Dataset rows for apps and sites
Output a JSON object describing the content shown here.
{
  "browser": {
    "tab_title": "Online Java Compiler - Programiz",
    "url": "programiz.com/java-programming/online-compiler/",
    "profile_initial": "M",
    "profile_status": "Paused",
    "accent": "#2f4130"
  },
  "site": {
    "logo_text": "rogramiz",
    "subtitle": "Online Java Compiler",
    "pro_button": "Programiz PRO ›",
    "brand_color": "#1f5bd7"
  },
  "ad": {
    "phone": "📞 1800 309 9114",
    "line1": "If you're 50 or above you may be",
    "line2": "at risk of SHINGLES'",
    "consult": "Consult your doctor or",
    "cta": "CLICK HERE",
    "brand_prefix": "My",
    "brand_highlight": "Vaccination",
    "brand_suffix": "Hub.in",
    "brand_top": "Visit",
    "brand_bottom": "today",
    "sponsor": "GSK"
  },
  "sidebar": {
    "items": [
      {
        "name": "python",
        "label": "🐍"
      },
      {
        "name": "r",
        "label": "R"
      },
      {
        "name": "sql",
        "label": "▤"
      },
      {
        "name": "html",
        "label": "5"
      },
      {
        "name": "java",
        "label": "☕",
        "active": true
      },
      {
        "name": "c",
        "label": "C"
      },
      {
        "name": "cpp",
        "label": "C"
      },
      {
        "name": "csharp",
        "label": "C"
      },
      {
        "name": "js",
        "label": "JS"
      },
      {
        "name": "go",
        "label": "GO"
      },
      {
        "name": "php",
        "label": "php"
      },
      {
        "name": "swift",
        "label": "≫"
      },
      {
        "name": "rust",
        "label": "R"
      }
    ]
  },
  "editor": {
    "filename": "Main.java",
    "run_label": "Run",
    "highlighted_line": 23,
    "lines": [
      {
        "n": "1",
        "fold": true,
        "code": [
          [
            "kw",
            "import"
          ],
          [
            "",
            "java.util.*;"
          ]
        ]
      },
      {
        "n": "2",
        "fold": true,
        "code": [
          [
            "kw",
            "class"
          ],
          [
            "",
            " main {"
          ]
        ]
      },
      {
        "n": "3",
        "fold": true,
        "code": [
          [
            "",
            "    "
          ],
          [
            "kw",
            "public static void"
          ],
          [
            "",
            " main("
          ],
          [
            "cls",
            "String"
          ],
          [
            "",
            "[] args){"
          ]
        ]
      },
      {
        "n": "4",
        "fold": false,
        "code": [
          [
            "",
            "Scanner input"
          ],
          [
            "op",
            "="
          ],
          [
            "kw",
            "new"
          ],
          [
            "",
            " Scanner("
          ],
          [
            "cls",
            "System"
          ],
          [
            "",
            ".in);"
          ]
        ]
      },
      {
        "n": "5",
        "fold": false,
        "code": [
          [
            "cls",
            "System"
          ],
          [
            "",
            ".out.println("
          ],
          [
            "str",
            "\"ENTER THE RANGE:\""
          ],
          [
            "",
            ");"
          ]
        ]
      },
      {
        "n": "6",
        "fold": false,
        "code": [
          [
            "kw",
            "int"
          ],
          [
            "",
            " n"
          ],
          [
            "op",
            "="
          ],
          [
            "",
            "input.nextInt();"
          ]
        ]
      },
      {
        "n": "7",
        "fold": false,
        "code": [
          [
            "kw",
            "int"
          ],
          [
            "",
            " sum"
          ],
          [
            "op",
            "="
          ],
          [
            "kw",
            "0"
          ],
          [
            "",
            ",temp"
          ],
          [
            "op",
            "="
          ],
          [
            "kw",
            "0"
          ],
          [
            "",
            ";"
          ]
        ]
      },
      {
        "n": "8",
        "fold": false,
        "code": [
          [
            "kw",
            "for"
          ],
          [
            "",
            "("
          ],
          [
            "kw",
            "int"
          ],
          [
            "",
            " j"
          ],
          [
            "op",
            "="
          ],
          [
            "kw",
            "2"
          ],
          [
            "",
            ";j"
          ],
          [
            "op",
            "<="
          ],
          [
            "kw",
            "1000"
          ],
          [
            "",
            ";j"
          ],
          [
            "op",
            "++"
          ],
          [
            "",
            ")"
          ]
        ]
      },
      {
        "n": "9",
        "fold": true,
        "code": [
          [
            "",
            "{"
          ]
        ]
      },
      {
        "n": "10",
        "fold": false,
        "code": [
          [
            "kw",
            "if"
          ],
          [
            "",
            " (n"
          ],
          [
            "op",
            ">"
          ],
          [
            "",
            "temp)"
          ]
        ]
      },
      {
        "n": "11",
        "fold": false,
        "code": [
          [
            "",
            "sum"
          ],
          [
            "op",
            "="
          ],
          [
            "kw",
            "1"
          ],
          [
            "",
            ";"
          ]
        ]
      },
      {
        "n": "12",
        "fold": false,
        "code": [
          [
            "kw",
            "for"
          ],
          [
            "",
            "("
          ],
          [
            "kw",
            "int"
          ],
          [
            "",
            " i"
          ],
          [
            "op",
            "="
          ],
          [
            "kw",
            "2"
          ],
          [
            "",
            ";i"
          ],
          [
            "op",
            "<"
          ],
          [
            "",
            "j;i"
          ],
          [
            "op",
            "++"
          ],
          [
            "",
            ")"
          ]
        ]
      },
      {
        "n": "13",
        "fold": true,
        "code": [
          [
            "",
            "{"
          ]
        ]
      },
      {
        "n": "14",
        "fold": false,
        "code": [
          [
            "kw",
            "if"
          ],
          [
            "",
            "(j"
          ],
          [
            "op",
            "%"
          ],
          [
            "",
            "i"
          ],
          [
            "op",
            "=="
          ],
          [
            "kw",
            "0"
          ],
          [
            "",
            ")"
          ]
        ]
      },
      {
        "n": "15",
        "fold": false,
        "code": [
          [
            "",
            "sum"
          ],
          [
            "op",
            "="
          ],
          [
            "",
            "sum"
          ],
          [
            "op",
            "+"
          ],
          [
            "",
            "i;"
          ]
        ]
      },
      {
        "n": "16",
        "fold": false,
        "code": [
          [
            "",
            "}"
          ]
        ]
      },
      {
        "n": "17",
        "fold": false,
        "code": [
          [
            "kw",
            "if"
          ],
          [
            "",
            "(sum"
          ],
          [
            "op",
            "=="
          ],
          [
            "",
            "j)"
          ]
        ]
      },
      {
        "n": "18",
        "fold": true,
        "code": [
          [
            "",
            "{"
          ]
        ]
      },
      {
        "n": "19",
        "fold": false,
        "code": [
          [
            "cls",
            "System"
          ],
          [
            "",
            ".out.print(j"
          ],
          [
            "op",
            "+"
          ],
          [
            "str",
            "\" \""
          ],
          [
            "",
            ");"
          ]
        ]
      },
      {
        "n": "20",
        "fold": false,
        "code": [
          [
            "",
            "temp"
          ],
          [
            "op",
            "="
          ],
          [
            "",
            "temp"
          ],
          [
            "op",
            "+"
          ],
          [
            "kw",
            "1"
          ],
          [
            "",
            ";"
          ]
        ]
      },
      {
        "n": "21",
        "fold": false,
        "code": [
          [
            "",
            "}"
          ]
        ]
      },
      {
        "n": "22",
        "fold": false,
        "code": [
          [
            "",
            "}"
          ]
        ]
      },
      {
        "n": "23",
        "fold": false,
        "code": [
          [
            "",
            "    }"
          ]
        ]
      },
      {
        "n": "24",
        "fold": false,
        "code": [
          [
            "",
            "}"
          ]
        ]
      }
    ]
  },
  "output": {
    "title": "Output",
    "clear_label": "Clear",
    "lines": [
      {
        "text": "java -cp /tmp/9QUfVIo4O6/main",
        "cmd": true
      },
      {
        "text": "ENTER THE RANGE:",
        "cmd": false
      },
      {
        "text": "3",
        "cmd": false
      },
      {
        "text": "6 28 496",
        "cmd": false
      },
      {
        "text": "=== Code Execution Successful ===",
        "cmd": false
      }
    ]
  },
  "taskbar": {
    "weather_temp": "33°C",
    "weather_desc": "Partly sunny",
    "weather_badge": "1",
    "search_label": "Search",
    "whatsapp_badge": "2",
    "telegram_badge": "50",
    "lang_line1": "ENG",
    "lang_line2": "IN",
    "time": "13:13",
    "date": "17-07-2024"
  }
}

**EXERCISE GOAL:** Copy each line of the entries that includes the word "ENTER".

**ANSWER TO THE EXERCISE:**
            "\"ENTER THE RANGE:\""
        "text": "ENTER THE RANGE:",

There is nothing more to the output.